■ THE TASK ■
The output should consist solely of the line containing "What's the underlying" and all lines after it through the final line of the entries below, reproduced exactly.

■ SUPPLIED MATERIAL ■
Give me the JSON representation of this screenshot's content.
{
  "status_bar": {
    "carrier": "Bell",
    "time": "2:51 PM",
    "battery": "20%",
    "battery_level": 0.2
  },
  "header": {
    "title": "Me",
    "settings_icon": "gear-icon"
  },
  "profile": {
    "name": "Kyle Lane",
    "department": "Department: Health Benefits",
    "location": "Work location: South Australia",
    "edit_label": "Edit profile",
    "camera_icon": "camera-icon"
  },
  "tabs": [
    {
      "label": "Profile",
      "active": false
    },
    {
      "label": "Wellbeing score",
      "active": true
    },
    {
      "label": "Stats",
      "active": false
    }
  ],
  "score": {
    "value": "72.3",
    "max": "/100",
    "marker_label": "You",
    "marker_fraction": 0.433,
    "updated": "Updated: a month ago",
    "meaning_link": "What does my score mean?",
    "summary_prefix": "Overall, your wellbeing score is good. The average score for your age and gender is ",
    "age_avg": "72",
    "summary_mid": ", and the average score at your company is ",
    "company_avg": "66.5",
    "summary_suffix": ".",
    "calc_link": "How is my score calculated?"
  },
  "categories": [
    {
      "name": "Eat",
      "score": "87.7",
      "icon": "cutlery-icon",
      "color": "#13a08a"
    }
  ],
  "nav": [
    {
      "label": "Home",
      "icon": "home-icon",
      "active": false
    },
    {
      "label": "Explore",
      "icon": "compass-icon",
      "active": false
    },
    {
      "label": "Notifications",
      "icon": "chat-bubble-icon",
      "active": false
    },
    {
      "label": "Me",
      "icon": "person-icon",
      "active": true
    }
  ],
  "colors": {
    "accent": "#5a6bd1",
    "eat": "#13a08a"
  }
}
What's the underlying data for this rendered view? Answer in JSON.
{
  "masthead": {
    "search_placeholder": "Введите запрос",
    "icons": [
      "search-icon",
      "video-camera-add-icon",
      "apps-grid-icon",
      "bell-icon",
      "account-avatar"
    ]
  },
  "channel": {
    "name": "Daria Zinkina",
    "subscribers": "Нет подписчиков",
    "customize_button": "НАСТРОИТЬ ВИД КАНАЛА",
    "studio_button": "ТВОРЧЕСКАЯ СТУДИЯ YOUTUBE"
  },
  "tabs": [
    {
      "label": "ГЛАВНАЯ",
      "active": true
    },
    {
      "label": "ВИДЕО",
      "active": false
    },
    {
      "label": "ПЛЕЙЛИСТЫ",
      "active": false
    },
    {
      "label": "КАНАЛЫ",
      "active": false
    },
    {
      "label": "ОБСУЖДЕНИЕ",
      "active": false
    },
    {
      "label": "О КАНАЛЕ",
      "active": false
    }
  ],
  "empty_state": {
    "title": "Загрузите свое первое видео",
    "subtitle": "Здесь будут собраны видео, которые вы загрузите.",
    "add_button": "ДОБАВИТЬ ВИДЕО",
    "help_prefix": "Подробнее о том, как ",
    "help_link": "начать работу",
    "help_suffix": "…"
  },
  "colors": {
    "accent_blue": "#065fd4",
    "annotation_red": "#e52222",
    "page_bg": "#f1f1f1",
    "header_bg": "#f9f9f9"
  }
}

■ ANSWER SECTION ■
What's the underlying data for this rendered view? Answer in JSON.
{
  "masthead": {
    "search_placeholder": "Введите запрос",
    "icons": [
      "search-icon",
      "video-camera-add-icon",
      "apps-grid-icon",
      "bell-icon",
      "account-avatar"
    ]
  },
  "channel": {
    "name": "Daria Zinkina",
    "subscribers": "Нет подписчиков",
    "customize_button": "НАСТРОИТЬ ВИД КАНАЛА",
    "studio_button": "ТВОРЧЕСКАЯ СТУДИЯ YOUTUBE"
  },
  "tabs": [
    {
      "label": "ГЛАВНАЯ",
      "active": true
    },
    {
      "label": "ВИДЕО",
      "active": false
    },
    {
      "label": "ПЛЕЙЛИСТЫ",
      "active": false
    },
    {
      "label": "КАНАЛЫ",
      "active": false
    },
    {
      "label": "ОБСУЖДЕНИЕ",
      "active": false
    },
    {
      "label": "О КАНАЛЕ",
      "active": false
    }
  ],
  "empty_state": {
    "title": "Загрузите свое первое видео",
    "subtitle": "Здесь будут собраны видео, которые вы загрузите.",
    "add_button": "ДОБАВИТЬ ВИДЕО",
    "help_prefix": "Подробнее о том, как ",
    "help_link": "начать работу",
    "help_suffix": "…"
  },
  "colors": {
    "accent_blue": "#065fd4",
    "annotation_red": "#e52222",
    "page_bg": "#f1f1f1",
    "header_bg": "#f9f9f9"
  }
}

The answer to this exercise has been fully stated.